*Directions for this task:* Setting aside any pictures, reproduce the data exactly.

Task data Block Start

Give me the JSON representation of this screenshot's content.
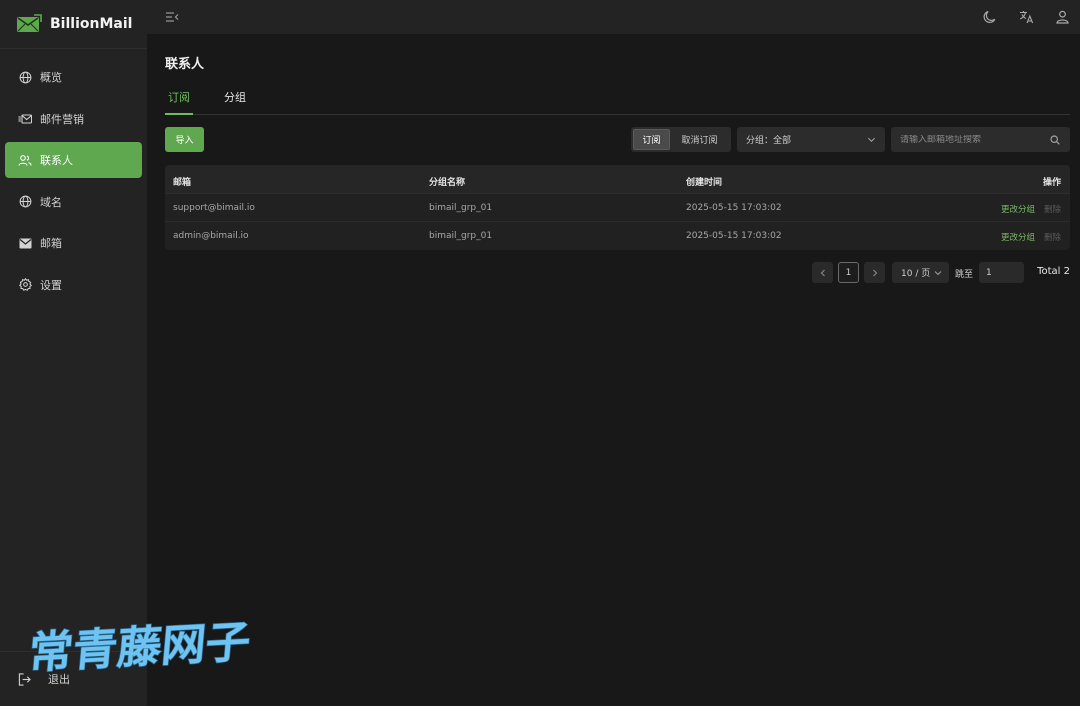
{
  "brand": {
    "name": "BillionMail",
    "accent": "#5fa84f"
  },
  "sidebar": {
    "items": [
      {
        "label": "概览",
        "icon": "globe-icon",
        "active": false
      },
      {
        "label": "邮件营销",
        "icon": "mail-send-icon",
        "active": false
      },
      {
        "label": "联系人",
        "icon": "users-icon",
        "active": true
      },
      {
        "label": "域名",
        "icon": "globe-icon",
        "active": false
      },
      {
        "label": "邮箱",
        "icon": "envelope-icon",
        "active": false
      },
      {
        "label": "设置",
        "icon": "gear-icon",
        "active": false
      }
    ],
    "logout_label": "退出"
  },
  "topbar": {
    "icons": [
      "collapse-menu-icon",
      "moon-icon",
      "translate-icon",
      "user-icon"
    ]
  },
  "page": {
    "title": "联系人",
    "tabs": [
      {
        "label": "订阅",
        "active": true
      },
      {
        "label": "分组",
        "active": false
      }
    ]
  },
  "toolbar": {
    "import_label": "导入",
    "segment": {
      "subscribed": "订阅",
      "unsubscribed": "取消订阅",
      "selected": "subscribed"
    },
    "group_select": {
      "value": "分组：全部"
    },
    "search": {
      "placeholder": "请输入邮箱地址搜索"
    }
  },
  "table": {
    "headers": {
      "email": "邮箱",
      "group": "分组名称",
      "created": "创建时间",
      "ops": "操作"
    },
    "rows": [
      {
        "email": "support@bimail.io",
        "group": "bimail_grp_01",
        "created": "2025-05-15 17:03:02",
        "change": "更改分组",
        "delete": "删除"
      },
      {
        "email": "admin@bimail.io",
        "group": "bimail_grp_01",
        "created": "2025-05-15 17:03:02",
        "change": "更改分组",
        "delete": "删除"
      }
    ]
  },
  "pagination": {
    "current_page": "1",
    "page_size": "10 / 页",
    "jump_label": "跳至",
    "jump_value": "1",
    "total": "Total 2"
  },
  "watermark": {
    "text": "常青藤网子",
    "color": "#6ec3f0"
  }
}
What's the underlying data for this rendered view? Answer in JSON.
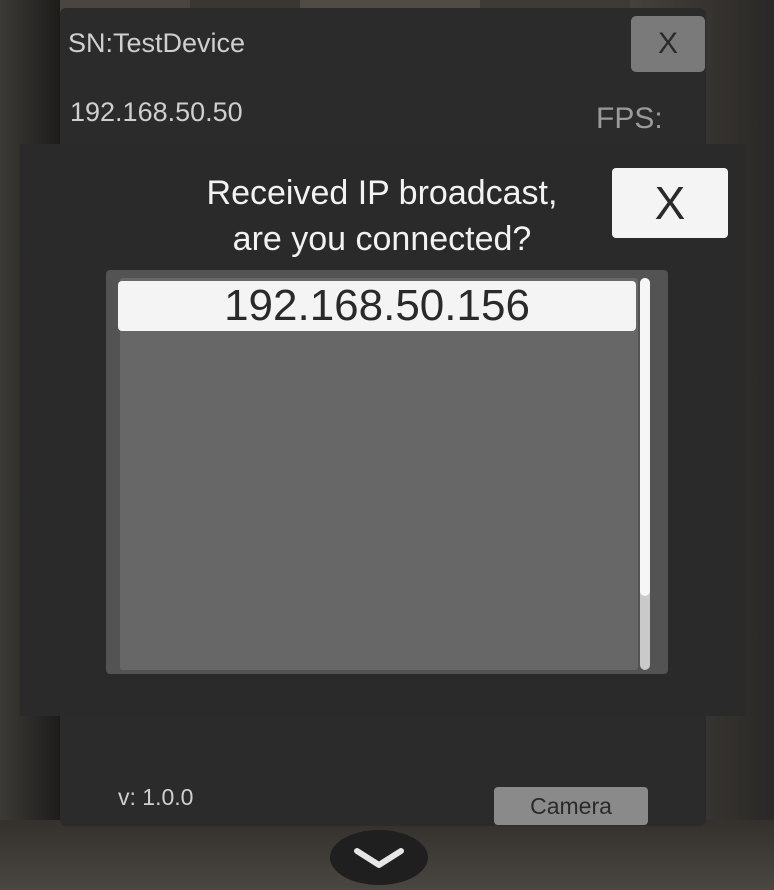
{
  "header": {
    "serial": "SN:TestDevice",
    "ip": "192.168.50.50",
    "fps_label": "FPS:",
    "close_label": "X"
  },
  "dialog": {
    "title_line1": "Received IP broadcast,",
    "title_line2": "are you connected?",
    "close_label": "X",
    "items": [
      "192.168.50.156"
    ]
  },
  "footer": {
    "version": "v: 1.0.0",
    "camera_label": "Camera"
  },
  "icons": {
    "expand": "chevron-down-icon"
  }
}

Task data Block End

*Problem solution:*
Give me the JSON representation of this screenshot's content.
{
  "brand": {
    "name": "BillionMail",
    "accent": "#5fa84f"
  },
  "sidebar": {
    "items": [
      {
        "label": "概览",
        "icon": "globe-icon",
        "active": false
      },
      {
        "label": "邮件营销",
        "icon": "mail-send-icon",
        "active": false
      },
      {
        "label": "联系人",
        "icon": "users-icon",
        "active": true
      },
      {
        "label": "域名",
        "icon": "globe-icon",
        "active": false
      },
      {
        "label": "邮箱",
        "icon": "envelope-icon",
        "active": false
      },
      {
        "label": "设置",
        "icon": "gear-icon",
        "active": false
      }
    ],
    "logout_label": "退出"
  },
  "topbar": {
    "icons": [
      "collapse-menu-icon",
      "moon-icon",
      "translate-icon",
      "user-icon"
    ]
  },
  "page": {
    "title": "联系人",
    "tabs": [
      {
        "label": "订阅",
        "active": true
      },
      {
        "label": "分组",
        "active": false
      }
    ]
  },
  "toolbar": {
    "import_label": "导入",
    "segment": {
      "subscribed": "订阅",
      "unsubscribed": "取消订阅",
      "selected": "subscribed"
    },
    "group_select": {
      "value": "分组：全部"
    },
    "search": {
      "placeholder": "请输入邮箱地址搜索"
    }
  },
  "table": {
    "headers": {
      "email": "邮箱",
      "group": "分组名称",
      "created": "创建时间",
      "ops": "操作"
    },
    "rows": [
      {
        "email": "support@bimail.io",
        "group": "bimail_grp_01",
        "created": "2025-05-15 17:03:02",
        "change": "更改分组",
        "delete": "删除"
      },
      {
        "email": "admin@bimail.io",
        "group": "bimail_grp_01",
        "created": "2025-05-15 17:03:02",
        "change": "更改分组",
        "delete": "删除"
      }
    ]
  },
  "pagination": {
    "current_page": "1",
    "page_size": "10 / 页",
    "jump_label": "跳至",
    "jump_value": "1",
    "total": "Total 2"
  },
  "watermark": {
    "text": "常青藤网子",
    "color": "#6ec3f0"
  }
}
What's the underlying data for this rendered view? Answer in JSON.
{
  "header": {
    "serial": "SN:TestDevice",
    "ip": "192.168.50.50",
    "fps_label": "FPS:",
    "close_label": "X"
  },
  "dialog": {
    "title_line1": "Received IP broadcast,",
    "title_line2": "are you connected?",
    "close_label": "X",
    "items": [
      "192.168.50.156"
    ]
  },
  "footer": {
    "version": "v: 1.0.0",
    "camera_label": "Camera"
  },
  "icons": {
    "expand": "chevron-down-icon"
  }
}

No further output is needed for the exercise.